TAMPA — More than two years ago, a federal judge in a high-profile lawsuit against the Church of Scientology told both sides to settle the matter outside court.
Since then, the case has gone nowhere because neither party can agree on an arbitrator.
So now the judge in Tampa plans to pick three random Scientologists in California and ask them to resolve the case.
"Candidly, my sense is that you are not cooperating in the selection of an arbitrator," U.S. District Judge James D. Whittemore told the parties in a court hearing this month. "This case will be arbitrated and I have explored avenues that I can follow, if you will, in forcing you to do this."
He ordered the church to assemble a list of 500 Scientologists "in good standing" with the church who live in the greater Los Angeles area, where the plaintiffs reside. From that list, the judge will select three at random to serve as arbitrators.

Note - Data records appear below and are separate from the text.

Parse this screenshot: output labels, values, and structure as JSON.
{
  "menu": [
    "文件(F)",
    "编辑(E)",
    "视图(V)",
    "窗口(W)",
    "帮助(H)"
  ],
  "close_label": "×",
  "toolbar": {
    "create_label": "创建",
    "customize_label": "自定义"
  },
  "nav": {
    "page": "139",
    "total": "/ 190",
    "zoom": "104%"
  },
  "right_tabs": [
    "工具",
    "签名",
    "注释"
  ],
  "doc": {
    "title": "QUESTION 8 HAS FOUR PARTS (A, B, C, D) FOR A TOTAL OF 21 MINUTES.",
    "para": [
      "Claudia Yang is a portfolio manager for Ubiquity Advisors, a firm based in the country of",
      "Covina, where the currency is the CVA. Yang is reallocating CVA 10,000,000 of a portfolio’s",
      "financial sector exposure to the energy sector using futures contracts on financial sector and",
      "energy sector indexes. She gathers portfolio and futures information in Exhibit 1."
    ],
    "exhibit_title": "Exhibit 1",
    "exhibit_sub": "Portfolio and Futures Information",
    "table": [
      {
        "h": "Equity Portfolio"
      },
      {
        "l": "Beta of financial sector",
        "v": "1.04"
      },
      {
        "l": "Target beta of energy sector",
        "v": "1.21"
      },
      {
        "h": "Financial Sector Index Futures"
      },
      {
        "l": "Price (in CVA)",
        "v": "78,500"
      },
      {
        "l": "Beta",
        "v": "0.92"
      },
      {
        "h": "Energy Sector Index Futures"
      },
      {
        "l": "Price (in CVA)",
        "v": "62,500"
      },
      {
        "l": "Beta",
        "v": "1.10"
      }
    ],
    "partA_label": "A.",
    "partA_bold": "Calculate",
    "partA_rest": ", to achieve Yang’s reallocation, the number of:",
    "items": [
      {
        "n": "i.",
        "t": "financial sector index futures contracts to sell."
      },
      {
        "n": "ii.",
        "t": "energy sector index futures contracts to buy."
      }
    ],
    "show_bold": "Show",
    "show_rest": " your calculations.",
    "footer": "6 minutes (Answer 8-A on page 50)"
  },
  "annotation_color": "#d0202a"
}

"(The case has) been going on four years and I expect it will be going on for a long time," said Ted Babbitt, a West Palm Beach attorney representing the plaintiffs, Luis and Rocio Garcia.
It started in 2013, when the Garcias, of Irvine, Calif., filed a lawsuit against the Church of Scientology that alleged fraud. The couple were church members for 28 years but left after growing weary of money demands and spiritual practices they said had become "corrupted."

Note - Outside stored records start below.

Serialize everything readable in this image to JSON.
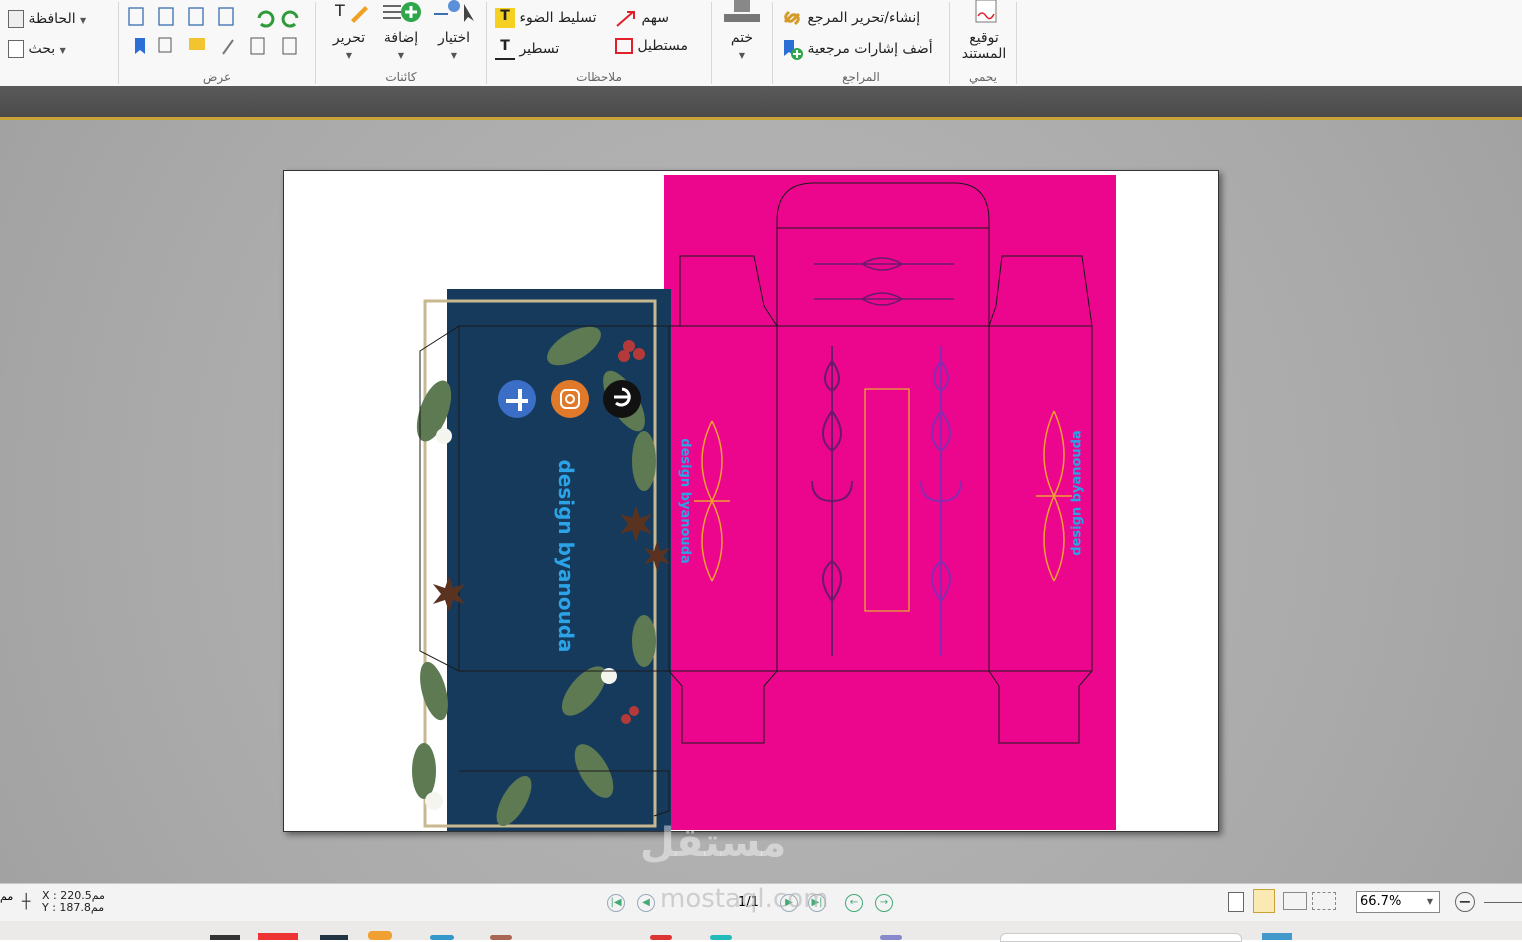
{
  "ribbon": {
    "clipboard_group": {
      "clipboard_label": "الحافظة",
      "search_label": "بحث",
      "group_label": "عرض"
    },
    "objects_group": {
      "edit_label": "تحرير",
      "add_label": "إضافة",
      "select_label": "اختيار",
      "group_label": "كائنات"
    },
    "comments_group": {
      "highlight_label": "تسليط الضوء",
      "arrow_label": "سهم",
      "underline_label": "تسطير",
      "rectangle_label": "مستطيل",
      "group_label": "ملاحظات"
    },
    "stamp_group": {
      "stamp_label": "ختم"
    },
    "references_group": {
      "create_edit_label": "إنشاء/تحرير المرجع",
      "add_bookmarks_label": "أضف إشارات مرجعية",
      "group_label": "المراجع"
    },
    "protect_group": {
      "sign_label_line1": "توقيع",
      "sign_label_line2": "المستند",
      "group_label": "يحمي"
    }
  },
  "document": {
    "brand_text_left": "design byanouda",
    "brand_text_mid": "design byanouda",
    "brand_text_right": "design byanouda",
    "colors": {
      "navy": "#163a5c",
      "magenta": "#ec068d",
      "brand_blue": "#2ba3e6",
      "purple": "#7a2aa0",
      "gold": "#e8a030"
    }
  },
  "statusbar": {
    "x_coord": "X : 220.5مم",
    "y_coord": "Y : 187.8مم",
    "unit_left": "مم",
    "page_indicator": "1/1",
    "zoom_value": "66.7%"
  },
  "watermark": {
    "arabic": "مستقل",
    "latin": "mostaql.com"
  }
}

They say they spent $1.3 million on church services and causes, many of which never came to fruition, including more than $420,000 for the Scientology "Super Power" building in Clearwater. They want a refund.
The church argued in court that the couple had to go through Scientology's internal justice system to be considered for a refund.

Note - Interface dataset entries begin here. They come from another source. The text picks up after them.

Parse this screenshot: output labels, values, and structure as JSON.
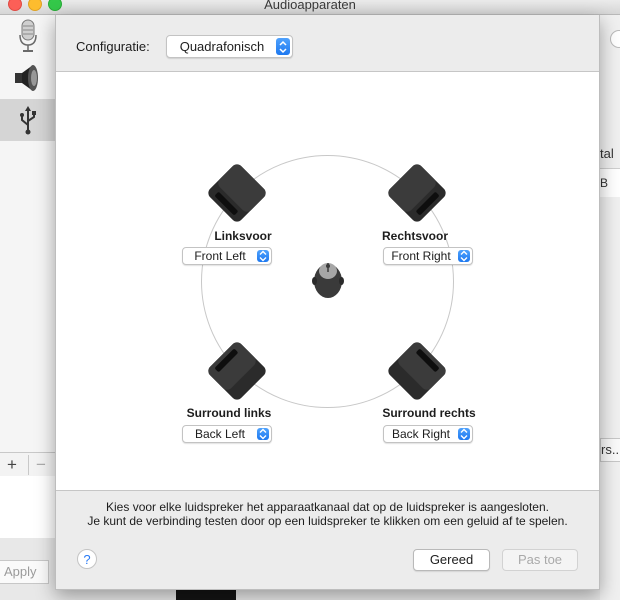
{
  "window": {
    "title": "Audioapparaten"
  },
  "sidebar": {
    "items": [
      {
        "icon": "microphone-icon"
      },
      {
        "icon": "speaker-icon"
      },
      {
        "icon": "usb-icon",
        "selected": true
      }
    ],
    "add_label": "+",
    "remove_label": "−"
  },
  "background": {
    "apply_label": "Apply",
    "right_text_1": "tal",
    "right_text_2": "B",
    "right_button": "rs..."
  },
  "sheet": {
    "config_label": "Configuratie:",
    "config_value": "Quadrafonisch",
    "speakers": {
      "front_left": {
        "label": "Linksvoor",
        "channel": "Front Left"
      },
      "front_right": {
        "label": "Rechtsvoor",
        "channel": "Front Right"
      },
      "surround_left": {
        "label": "Surround links",
        "channel": "Back Left"
      },
      "surround_right": {
        "label": "Surround rechts",
        "channel": "Back Right"
      }
    },
    "info_line_1": "Kies voor elke luidspreker het apparaatkanaal dat op de luidspreker is aangesloten.",
    "info_line_2": "Je kunt de verbinding testen door op een luidspreker te klikken om een geluid af te spelen.",
    "help_label": "?",
    "done_label": "Gereed",
    "apply_label": "Pas toe"
  },
  "colors": {
    "accent": "#1d78f0",
    "speaker": "#2b2b2b"
  }
}
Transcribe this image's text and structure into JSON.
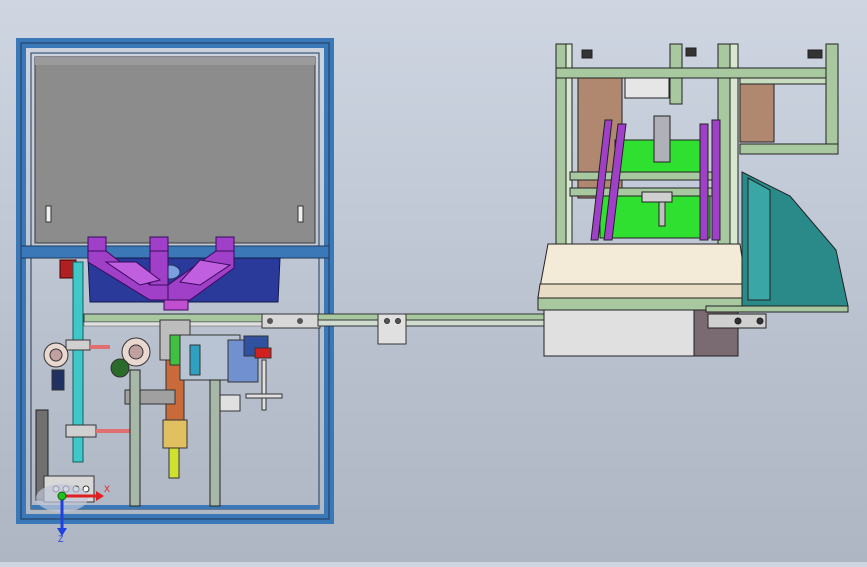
{
  "viewport": {
    "background_top": "#cfd6e2",
    "background_bottom": "#aeb6c4"
  },
  "triad": {
    "x_label": "X",
    "z_label": "Z",
    "x_color": "#e02020",
    "z_color": "#2040e0",
    "origin_color": "#20c020"
  },
  "colors": {
    "frame_blue": "#3b78b8",
    "hopper_gray": "#8c8c8c",
    "funnel_purple": "#a040c8",
    "bowl_blue": "#2a3a9a",
    "aluminum_green": "#a8c8a0",
    "cyan_rod": "#40c8c8",
    "green_plate": "#30e030",
    "tan_cover": "#f4ead8",
    "teal_chute": "#2a8a8a",
    "brown_panel": "#b08870"
  }
}
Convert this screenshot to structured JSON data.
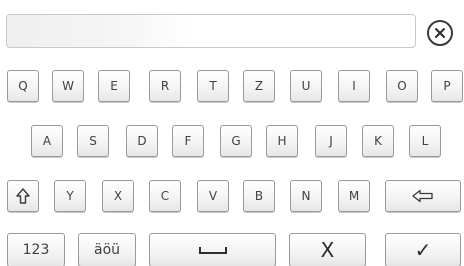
{
  "input": {
    "value": "",
    "placeholder": ""
  },
  "keyboard": {
    "row1": [
      "Q",
      "W",
      "E",
      "R",
      "T",
      "Z",
      "U",
      "I",
      "O",
      "P"
    ],
    "row2": [
      "A",
      "S",
      "D",
      "F",
      "G",
      "H",
      "J",
      "K",
      "L"
    ],
    "row3": [
      "Y",
      "X",
      "C",
      "V",
      "B",
      "N",
      "M"
    ],
    "numbers_label": "123",
    "umlaut_label": "äöü",
    "cancel_label": "X",
    "confirm_label": "✓"
  },
  "icons": {
    "clear": "clear-circle-x-icon",
    "shift": "shift-arrow-up-icon",
    "backspace": "backspace-arrow-left-icon",
    "space": "space-bar-icon"
  },
  "colors": {
    "key_border": "#9a9a9a",
    "key_text": "#404040",
    "background": "#ffffff"
  }
}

Whittemore ultimately agreed. He said the couple was bound by contracts they signed in their time with the church that require them to use the church's internal process to get their money back.
In 2015, the judge stayed the case and ordered the parties to go to arbitration. That means each side would select people to hear the dispute and decide how to settle it.
The trouble was neither side could agree on whom to pick.
The Garcias objected to the arbitration process, saying it puts their claims entirely in the hands of practicing Scientologists, who frown heavily on defectors. It also required them to find a practicing Scientologist to serve on the arbitration panel but barred them from ever talking to that person.
The couple offered one person. But the church rejected him, saying he was not a "Scientologist in good standing with the mother church."
Both sides spent several months exchanging letters and emails trying to agree on someone who was a good Scientologist and agreeable to the Garcias.
In April 2016, the Garcias complained the church was "thwarting" their ability to pick an arbitrator. The couple asked for the lawsuit to continue in court. The judge refused and told the sides to keep talking.
More words were exchanged.
Over the course of a year, the church gave the Garcias 120 names of people who could serve as arbitrators, according to court records. The Garcias refused to select any of them.
At the same time, the Garcias gave the church 52 of their own potential arbitrators. Of those, the church named three who were Scientologists in good standing. But all three declined to get involved in the case.
Again, in 2017, the church proposed 120 more names. Again, the Garcias refused to accept any. Again, the Garcias proposed one name, but again, the church said that person was not in good standing.
Round and round they went.
On April 7, Whittemore held a court hearing to ask why no arbitrators had been selected more than two years after he ordered them to do so. Both sides said they were at a stalemate.
Babbitt complained that the church's list of names were all "hand-picked" so they hadn't selected any.
"Therein is the problem," Whittemore told the lawyer. "That's bordering on failure to comply with a court order and it's close to justifying a dismissal for lack of prosecution as a sanction. . . . This will be arbitrated."
A lawyer for the church noted a federal law that gives the judge authority to pick the arbitrators if the opposing sides cannot do so themselves.
Whittemore ordered the church to give him within 15 days a list of 500 Scientologists in good standing, selected at random in the greater Los Angeles area, where the arbitration is to be held. The list would include each person's contact information and notes indicating if they work for the church.
From that list, the judge will select three to serve as arbitrators. He also ordered that neither the church nor the Garcias interfere with his selection or contact any of the people selected to serve. He threatened sanctions.
Joseph Varner, a civil trial lawyer in Tampa who's not involved in the case, said the move is a bit unusual, but so is the inability to arbitrate.
"I can't speak for Judge Whittemore, but I would think any judge would be disappointed that he told the parties to pick an arbitrator two years ago and they haven't been able to arbitrate," Varner said. "I've never encountered anything like that."
An attorney for the church did not return calls for comment.
"We don't know what's going to happen," Babbitt said.
Contact Dan Sullivan at email@example.com or (813) 226-3386. Follow @TimesDan.